Presented here with the
knowledge and full permission of the authors and publisher.
Forthcoming in Cesare
Vecellio's "Clothing, Ancient and Modern, of Various
Parts of the World", translated by Ann Rosalind Jones
and Margaret F.
Rosenthal, forthcoming from Thames and Hudson, London, in
Autumn 2008. Copyright
Ann Rosalind Jones and Margaret F. Rosenthal
Reproduction prohibited without
permission of the authors and the publisher.
10. Courtesans Outdoors
said earlier that prostitutes who want to win respect by
means of pretended modesty wear widows’ and married
women’s styles of dress, especially in the colors worn
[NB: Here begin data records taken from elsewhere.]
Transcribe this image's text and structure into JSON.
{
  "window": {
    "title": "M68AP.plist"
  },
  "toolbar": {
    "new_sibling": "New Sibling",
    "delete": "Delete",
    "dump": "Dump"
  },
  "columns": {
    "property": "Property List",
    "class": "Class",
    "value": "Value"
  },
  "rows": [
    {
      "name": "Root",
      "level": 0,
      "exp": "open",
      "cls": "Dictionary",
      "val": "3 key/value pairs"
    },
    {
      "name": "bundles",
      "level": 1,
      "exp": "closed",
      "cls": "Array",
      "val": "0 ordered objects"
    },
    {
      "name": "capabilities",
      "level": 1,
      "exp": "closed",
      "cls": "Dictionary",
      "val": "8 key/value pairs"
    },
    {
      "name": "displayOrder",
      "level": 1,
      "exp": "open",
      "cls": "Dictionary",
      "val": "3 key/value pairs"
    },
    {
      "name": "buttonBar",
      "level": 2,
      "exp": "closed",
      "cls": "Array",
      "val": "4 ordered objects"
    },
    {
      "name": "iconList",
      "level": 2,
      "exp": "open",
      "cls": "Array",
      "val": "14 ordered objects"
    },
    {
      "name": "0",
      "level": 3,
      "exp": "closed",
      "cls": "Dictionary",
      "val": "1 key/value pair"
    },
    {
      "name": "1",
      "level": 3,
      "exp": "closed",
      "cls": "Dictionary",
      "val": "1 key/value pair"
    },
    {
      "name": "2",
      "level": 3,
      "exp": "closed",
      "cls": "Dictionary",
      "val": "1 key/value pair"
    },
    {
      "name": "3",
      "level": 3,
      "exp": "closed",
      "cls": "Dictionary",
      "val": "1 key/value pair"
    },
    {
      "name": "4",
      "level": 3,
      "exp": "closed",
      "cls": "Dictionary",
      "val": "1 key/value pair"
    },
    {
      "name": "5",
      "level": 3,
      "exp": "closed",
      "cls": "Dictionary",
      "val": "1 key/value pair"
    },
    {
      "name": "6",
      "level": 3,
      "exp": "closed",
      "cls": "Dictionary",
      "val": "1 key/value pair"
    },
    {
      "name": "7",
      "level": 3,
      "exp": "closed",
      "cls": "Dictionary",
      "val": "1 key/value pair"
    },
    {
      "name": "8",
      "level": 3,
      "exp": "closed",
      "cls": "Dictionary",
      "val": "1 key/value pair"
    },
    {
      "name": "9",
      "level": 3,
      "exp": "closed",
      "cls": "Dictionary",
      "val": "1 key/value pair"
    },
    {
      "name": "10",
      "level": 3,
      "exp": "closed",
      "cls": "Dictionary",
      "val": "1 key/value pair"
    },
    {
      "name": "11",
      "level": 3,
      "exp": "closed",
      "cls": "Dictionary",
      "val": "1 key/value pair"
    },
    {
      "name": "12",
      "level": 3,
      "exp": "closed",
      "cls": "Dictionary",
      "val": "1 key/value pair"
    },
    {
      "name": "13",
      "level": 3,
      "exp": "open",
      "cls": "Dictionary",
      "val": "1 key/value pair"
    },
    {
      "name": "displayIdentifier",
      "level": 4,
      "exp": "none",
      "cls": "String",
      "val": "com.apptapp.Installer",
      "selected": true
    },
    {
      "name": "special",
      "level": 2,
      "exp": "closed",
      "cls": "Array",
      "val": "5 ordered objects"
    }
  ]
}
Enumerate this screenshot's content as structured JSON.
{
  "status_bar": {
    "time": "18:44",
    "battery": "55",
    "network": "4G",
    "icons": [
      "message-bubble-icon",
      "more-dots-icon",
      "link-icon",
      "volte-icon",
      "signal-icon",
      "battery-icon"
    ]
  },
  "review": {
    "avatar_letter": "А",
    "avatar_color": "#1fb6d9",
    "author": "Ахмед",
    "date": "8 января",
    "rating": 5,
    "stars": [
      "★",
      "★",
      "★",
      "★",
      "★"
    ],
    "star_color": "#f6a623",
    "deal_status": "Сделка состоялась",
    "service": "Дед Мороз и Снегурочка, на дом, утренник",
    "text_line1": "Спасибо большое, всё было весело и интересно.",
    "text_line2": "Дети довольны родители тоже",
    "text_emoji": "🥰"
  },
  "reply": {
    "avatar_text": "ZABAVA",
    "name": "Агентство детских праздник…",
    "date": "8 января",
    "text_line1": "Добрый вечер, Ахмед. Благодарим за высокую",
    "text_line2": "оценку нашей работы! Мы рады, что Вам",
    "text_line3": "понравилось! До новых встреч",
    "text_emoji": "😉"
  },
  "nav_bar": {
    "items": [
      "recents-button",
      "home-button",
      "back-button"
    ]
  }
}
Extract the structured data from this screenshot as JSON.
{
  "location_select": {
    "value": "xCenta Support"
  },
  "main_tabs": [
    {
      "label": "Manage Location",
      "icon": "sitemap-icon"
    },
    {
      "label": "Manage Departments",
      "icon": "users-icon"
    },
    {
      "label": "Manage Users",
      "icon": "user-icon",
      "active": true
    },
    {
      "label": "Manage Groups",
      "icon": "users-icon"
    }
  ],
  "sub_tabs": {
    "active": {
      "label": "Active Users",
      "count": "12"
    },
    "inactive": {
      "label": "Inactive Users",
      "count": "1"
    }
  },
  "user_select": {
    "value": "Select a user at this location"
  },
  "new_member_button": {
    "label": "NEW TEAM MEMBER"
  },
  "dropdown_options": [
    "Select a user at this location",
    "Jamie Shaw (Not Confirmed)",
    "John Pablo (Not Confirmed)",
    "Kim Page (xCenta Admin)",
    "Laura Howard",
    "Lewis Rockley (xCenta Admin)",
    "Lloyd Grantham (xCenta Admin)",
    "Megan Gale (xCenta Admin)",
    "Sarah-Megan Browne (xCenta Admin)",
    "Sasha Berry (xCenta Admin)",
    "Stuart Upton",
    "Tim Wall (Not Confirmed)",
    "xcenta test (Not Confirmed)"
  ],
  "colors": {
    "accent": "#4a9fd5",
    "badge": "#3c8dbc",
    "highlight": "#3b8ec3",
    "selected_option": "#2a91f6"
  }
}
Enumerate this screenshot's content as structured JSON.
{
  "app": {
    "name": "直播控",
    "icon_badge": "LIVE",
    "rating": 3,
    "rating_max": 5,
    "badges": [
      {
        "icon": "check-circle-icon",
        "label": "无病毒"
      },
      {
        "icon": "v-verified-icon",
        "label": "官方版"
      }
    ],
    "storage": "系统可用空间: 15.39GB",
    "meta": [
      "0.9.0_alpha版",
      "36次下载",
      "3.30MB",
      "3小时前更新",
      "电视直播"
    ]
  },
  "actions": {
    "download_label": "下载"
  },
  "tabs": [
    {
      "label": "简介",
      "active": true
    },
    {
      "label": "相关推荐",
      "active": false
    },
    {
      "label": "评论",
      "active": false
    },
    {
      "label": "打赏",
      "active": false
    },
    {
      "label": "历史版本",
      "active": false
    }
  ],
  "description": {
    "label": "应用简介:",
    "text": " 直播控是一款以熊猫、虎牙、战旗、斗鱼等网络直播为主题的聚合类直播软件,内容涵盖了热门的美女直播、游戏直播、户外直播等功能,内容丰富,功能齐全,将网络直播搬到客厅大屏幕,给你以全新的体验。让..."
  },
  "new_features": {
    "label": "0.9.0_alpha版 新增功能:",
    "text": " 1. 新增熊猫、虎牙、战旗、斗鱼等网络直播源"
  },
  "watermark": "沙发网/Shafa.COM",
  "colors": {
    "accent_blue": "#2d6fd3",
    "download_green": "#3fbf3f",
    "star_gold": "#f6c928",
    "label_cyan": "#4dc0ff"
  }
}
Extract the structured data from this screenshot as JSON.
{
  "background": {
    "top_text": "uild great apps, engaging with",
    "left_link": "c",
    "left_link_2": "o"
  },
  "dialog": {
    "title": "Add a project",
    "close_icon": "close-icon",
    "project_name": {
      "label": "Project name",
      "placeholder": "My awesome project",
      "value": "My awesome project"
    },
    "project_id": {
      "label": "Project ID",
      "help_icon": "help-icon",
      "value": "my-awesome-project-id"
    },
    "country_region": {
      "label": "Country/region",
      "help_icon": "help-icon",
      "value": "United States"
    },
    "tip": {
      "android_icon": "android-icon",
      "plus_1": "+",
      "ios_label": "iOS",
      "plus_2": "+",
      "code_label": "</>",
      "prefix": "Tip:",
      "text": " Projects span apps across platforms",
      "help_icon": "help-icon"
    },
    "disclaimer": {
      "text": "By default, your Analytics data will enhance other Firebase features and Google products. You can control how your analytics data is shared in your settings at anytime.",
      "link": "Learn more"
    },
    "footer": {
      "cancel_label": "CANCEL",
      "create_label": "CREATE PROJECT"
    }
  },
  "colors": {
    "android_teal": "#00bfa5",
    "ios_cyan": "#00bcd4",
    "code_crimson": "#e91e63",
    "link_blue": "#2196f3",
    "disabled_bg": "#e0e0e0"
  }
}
by brides. Formerly, most of them went about dressed as
unmarried girls, a custom still carried out but with
greater caution. So as not to be completely enclosed and
covered by the cappas they wear, and yet not
allowed to make other parts of themselves visible, they
have to reveal themselves in some way, so they can’t
fail to be recognized by this gesture here [raising
their veil and peering out from under it]. And because
they’re forbidden to wear pearls, they reveal
themselves as prostitutes when they expose their bare
necks. So to make up for this, these unfortunate women
employ a bertone (as they are called) who plays
the role of a husband for them and thereby legitimates
their use of luxury goods; under this pretext they can
avail themselves of everything that the laws generally
forbid them. Their gowns are of brocatello in
various colours, and embroidered at the highest cost
they can afford. They wear Roman-style shoes inside
their pianelle. These are the courtesans of the
highest standing. But those who practice this infamous
profession openly and in public places wear silk
doublets with gold laces or embroidery of some kind, and
also carpette over which they tie cloths or silk
aprons. On their heads they wear a short gauze fazzuolo.
And in this style they go flirting throughout the city,
easily recognized by all, and everyone makes obscene
gestures at them and calls out obscene words.
Rosalind Jones and Margaret F Rosenthal.
11. and 12. Dress Worn by the Women of Venice in 1550 F